§ Aim of the exercise
What you return must match the records exactly.

§ Record extracts
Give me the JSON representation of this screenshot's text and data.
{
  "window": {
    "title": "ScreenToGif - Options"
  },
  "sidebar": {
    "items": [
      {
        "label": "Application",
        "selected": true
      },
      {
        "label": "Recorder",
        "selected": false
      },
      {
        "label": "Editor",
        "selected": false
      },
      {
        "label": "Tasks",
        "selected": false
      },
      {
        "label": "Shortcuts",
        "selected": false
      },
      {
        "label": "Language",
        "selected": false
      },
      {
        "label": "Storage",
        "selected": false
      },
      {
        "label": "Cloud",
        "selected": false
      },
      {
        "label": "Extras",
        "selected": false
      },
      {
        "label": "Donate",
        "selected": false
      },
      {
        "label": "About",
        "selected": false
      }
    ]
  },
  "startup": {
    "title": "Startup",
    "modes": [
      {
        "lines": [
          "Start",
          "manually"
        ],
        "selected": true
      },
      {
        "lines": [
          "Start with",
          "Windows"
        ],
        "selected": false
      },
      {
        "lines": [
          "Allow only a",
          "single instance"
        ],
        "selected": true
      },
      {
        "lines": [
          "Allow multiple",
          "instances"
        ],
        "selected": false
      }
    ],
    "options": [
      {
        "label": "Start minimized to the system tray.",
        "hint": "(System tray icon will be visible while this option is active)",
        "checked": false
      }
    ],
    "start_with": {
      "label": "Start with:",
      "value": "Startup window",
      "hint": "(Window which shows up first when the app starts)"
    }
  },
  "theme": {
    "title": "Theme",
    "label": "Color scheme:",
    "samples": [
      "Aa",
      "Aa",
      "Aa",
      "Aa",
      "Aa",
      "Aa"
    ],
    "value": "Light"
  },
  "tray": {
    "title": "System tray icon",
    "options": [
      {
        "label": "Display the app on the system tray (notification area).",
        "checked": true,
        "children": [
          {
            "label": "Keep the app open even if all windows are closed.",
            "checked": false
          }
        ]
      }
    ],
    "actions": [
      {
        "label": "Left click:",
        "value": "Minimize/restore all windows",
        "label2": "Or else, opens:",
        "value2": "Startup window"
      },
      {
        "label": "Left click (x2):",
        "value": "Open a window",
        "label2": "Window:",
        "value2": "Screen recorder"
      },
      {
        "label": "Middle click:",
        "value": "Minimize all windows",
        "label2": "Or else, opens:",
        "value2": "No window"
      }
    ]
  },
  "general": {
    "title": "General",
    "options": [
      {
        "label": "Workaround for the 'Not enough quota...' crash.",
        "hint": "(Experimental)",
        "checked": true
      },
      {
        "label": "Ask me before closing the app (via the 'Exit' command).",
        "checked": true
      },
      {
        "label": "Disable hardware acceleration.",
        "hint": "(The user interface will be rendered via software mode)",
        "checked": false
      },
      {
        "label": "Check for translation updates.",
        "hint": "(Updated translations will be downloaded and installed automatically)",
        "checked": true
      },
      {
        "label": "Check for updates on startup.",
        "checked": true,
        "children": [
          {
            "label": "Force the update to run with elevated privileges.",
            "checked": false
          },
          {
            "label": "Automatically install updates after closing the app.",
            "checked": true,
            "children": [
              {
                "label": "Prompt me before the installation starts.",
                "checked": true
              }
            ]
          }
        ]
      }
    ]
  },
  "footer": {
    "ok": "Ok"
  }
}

§ Answer to the problem
Give me the JSON representation of this screenshot's text and data.
{
  "window": {
    "title": "ScreenToGif - Options"
  },
  "sidebar": {
    "items": [
      {
        "label": "Application",
        "selected": true
      },
      {
        "label": "Recorder",
        "selected": false
      },
      {
        "label": "Editor",
        "selected": false
      },
      {
        "label": "Tasks",
        "selected": false
      },
      {
        "label": "Shortcuts",
        "selected": false
      },
      {
        "label": "Language",
        "selected": false
      },
      {
        "label": "Storage",
        "selected": false
      },
      {
        "label": "Cloud",
        "selected": false
      },
      {
        "label": "Extras",
        "selected": false
      },
      {
        "label": "Donate",
        "selected": false
      },
      {
        "label": "About",
        "selected": false
      }
    ]
  },
  "startup": {
    "title": "Startup",
    "modes": [
      {
        "lines": [
          "Start",
          "manually"
        ],
        "selected": true
      },
      {
        "lines": [
          "Start with",
          "Windows"
        ],
        "selected": false
      },
      {
        "lines": [
          "Allow only a",
          "single instance"
        ],
        "selected": true
      },
      {
        "lines": [
          "Allow multiple",
          "instances"
        ],
        "selected": false
      }
    ],
    "options": [
      {
        "label": "Start minimized to the system tray.",
        "hint": "(System tray icon will be visible while this option is active)",
        "checked": false
      }
    ],
    "start_with": {
      "label": "Start with:",
      "value": "Startup window",
      "hint": "(Window which shows up first when the app starts)"
    }
  },
  "theme": {
    "title": "Theme",
    "label": "Color scheme:",
    "samples": [
      "Aa",
      "Aa",
      "Aa",
      "Aa",
      "Aa",
      "Aa"
    ],
    "value": "Light"
  },
  "tray": {
    "title": "System tray icon",
    "options": [
      {
        "label": "Display the app on the system tray (notification area).",
        "checked": true,
        "children": [
          {
            "label": "Keep the app open even if all windows are closed.",
            "checked": false
          }
        ]
      }
    ],
    "actions": [
      {
        "label": "Left click:",
        "value": "Minimize/restore all windows",
        "label2": "Or else, opens:",
        "value2": "Startup window"
      },
      {
        "label": "Left click (x2):",
        "value": "Open a window",
        "label2": "Window:",
        "value2": "Screen recorder"
      },
      {
        "label": "Middle click:",
        "value": "Minimize all windows",
        "label2": "Or else, opens:",
        "value2": "No window"
      }
    ]
  },
  "general": {
    "title": "General",
    "options": [
      {
        "label": "Workaround for the 'Not enough quota...' crash.",
        "hint": "(Experimental)",
        "checked": true
      },
      {
        "label": "Ask me before closing the app (via the 'Exit' command).",
        "checked": true
      },
      {
        "label": "Disable hardware acceleration.",
        "hint": "(The user interface will be rendered via software mode)",
        "checked": false
      },
      {
        "label": "Check for translation updates.",
        "hint": "(Updated translations will be downloaded and installed automatically)",
        "checked": true
      },
      {
        "label": "Check for updates on startup.",
        "checked": true,
        "children": [
          {
            "label": "Force the update to run with elevated privileges.",
            "checked": false
          },
          {
            "label": "Automatically install updates after closing the app.",
            "checked": true,
            "children": [
              {
                "label": "Prompt me before the installation starts.",
                "checked": true
              }
            ]
          }
        ]
      }
    ]
  },
  "footer": {
    "ok": "Ok"
  }
}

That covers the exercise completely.